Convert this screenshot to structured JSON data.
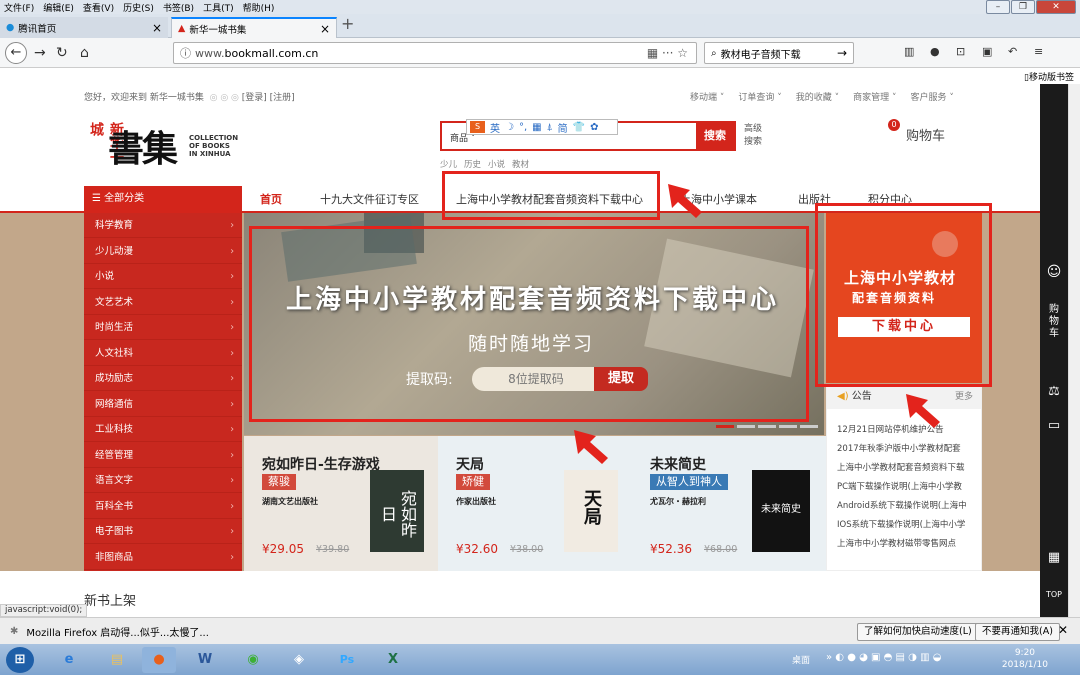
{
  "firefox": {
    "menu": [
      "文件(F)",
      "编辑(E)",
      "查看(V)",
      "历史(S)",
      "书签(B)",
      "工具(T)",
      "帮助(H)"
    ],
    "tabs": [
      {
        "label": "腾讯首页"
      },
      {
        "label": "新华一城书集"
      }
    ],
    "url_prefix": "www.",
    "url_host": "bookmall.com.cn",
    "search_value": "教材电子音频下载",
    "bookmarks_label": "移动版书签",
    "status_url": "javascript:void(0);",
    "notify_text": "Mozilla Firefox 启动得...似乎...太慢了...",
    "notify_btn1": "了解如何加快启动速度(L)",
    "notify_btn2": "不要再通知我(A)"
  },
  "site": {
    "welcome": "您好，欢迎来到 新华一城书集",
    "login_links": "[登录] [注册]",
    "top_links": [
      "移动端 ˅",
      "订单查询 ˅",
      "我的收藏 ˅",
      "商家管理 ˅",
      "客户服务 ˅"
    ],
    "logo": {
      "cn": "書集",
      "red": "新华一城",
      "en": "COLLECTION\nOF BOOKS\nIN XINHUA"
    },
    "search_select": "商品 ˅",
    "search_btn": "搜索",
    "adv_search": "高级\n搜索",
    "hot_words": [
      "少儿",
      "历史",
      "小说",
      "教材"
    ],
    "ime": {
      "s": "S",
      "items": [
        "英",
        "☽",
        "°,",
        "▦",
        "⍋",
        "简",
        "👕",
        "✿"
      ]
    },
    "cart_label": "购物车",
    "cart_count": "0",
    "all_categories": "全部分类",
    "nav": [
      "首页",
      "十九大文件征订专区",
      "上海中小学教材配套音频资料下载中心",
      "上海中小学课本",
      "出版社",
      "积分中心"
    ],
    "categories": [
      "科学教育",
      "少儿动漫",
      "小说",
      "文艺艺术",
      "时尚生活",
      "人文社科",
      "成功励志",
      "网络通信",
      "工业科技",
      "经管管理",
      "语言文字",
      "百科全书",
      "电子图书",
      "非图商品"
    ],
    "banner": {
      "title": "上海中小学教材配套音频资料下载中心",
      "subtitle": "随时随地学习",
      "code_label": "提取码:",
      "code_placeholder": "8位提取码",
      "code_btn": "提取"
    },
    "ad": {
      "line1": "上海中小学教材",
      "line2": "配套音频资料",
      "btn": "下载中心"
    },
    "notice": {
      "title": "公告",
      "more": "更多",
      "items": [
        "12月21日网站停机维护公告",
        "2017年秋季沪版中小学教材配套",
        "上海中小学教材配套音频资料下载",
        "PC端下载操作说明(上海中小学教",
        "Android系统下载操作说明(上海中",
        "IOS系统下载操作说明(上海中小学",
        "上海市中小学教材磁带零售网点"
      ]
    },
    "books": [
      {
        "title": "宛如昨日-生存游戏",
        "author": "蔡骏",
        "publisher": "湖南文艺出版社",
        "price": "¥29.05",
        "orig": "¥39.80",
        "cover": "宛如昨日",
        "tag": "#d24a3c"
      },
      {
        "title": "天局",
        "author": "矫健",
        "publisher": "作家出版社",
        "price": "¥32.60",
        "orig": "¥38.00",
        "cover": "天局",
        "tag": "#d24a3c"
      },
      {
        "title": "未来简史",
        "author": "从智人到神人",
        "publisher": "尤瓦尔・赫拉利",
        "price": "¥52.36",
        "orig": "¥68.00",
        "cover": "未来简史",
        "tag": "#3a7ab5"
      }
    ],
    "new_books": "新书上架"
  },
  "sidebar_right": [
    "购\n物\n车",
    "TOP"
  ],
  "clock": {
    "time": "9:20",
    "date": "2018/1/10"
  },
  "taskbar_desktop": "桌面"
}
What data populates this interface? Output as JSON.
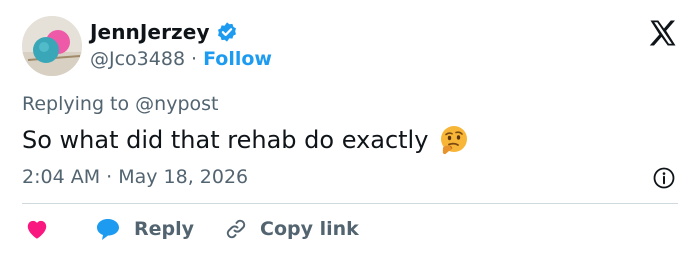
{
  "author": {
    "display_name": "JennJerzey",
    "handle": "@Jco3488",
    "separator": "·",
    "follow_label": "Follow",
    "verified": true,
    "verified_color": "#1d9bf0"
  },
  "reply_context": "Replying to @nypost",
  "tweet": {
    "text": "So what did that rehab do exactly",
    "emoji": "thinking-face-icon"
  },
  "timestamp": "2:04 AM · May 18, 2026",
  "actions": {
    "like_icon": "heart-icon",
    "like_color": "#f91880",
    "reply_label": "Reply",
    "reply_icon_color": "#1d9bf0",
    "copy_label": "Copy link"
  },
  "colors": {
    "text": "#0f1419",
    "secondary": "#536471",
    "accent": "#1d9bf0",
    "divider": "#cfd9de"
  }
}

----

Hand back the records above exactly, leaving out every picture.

Convert this screenshot to structured JSON data.
{
  "firefox": {
    "menu": [
      "文件(F)",
      "编辑(E)",
      "查看(V)",
      "历史(S)",
      "书签(B)",
      "工具(T)",
      "帮助(H)"
    ],
    "tabs": [
      {
        "label": "腾讯首页"
      },
      {
        "label": "新华一城书集"
      }
    ],
    "url_prefix": "www.",
    "url_host": "bookmall.com.cn",
    "search_value": "教材电子音频下载",
    "bookmarks_label": "移动版书签",
    "status_url": "javascript:void(0);",
    "notify_text": "Mozilla Firefox 启动得...似乎...太慢了...",
    "notify_btn1": "了解如何加快启动速度(L)",
    "notify_btn2": "不要再通知我(A)"
  },
  "site": {
    "welcome": "您好，欢迎来到 新华一城书集",
    "login_links": "[登录] [注册]",
    "top_links": [
      "移动端 ˅",
      "订单查询 ˅",
      "我的收藏 ˅",
      "商家管理 ˅",
      "客户服务 ˅"
    ],
    "logo": {
      "cn": "書集",
      "red": "新华一城",
      "en": "COLLECTION\nOF BOOKS\nIN XINHUA"
    },
    "search_select": "商品 ˅",
    "search_btn": "搜索",
    "adv_search": "高级\n搜索",
    "hot_words": [
      "少儿",
      "历史",
      "小说",
      "教材"
    ],
    "ime": {
      "s": "S",
      "items": [
        "英",
        "☽",
        "°,",
        "▦",
        "⍋",
        "简",
        "👕",
        "✿"
      ]
    },
    "cart_label": "购物车",
    "cart_count": "0",
    "all_categories": "全部分类",
    "nav": [
      "首页",
      "十九大文件征订专区",
      "上海中小学教材配套音频资料下载中心",
      "上海中小学课本",
      "出版社",
      "积分中心"
    ],
    "categories": [
      "科学教育",
      "少儿动漫",
      "小说",
      "文艺艺术",
      "时尚生活",
      "人文社科",
      "成功励志",
      "网络通信",
      "工业科技",
      "经管管理",
      "语言文字",
      "百科全书",
      "电子图书",
      "非图商品"
    ],
    "banner": {
      "title": "上海中小学教材配套音频资料下载中心",
      "subtitle": "随时随地学习",
      "code_label": "提取码:",
      "code_placeholder": "8位提取码",
      "code_btn": "提取"
    },
    "ad": {
      "line1": "上海中小学教材",
      "line2": "配套音频资料",
      "btn": "下载中心"
    },
    "notice": {
      "title": "公告",
      "more": "更多",
      "items": [
        "12月21日网站停机维护公告",
        "2017年秋季沪版中小学教材配套",
        "上海中小学教材配套音频资料下载",
        "PC端下载操作说明(上海中小学教",
        "Android系统下载操作说明(上海中",
        "IOS系统下载操作说明(上海中小学",
        "上海市中小学教材磁带零售网点"
      ]
    },
    "books": [
      {
        "title": "宛如昨日-生存游戏",
        "author": "蔡骏",
        "publisher": "湖南文艺出版社",
        "price": "¥29.05",
        "orig": "¥39.80",
        "cover": "宛如昨日",
        "tag": "#d24a3c"
      },
      {
        "title": "天局",
        "author": "矫健",
        "publisher": "作家出版社",
        "price": "¥32.60",
        "orig": "¥38.00",
        "cover": "天局",
        "tag": "#d24a3c"
      },
      {
        "title": "未来简史",
        "author": "从智人到神人",
        "publisher": "尤瓦尔・赫拉利",
        "price": "¥52.36",
        "orig": "¥68.00",
        "cover": "未来简史",
        "tag": "#3a7ab5"
      }
    ],
    "new_books": "新书上架"
  },
  "sidebar_right": [
    "购\n物\n车",
    "TOP"
  ],
  "clock": {
    "time": "9:20",
    "date": "2018/1/10"
  },
  "taskbar_desktop": "桌面"
}
What data populates this interface? Output as JSON.
{
  "author": {
    "display_name": "JennJerzey",
    "handle": "@Jco3488",
    "separator": "·",
    "follow_label": "Follow",
    "verified": true,
    "verified_color": "#1d9bf0"
  },
  "reply_context": "Replying to @nypost",
  "tweet": {
    "text": "So what did that rehab do exactly",
    "emoji": "thinking-face-icon"
  },
  "timestamp": "2:04 AM · May 18, 2026",
  "actions": {
    "like_icon": "heart-icon",
    "like_color": "#f91880",
    "reply_label": "Reply",
    "reply_icon_color": "#1d9bf0",
    "copy_label": "Copy link"
  },
  "colors": {
    "text": "#0f1419",
    "secondary": "#536471",
    "accent": "#1d9bf0",
    "divider": "#cfd9de"
  }
}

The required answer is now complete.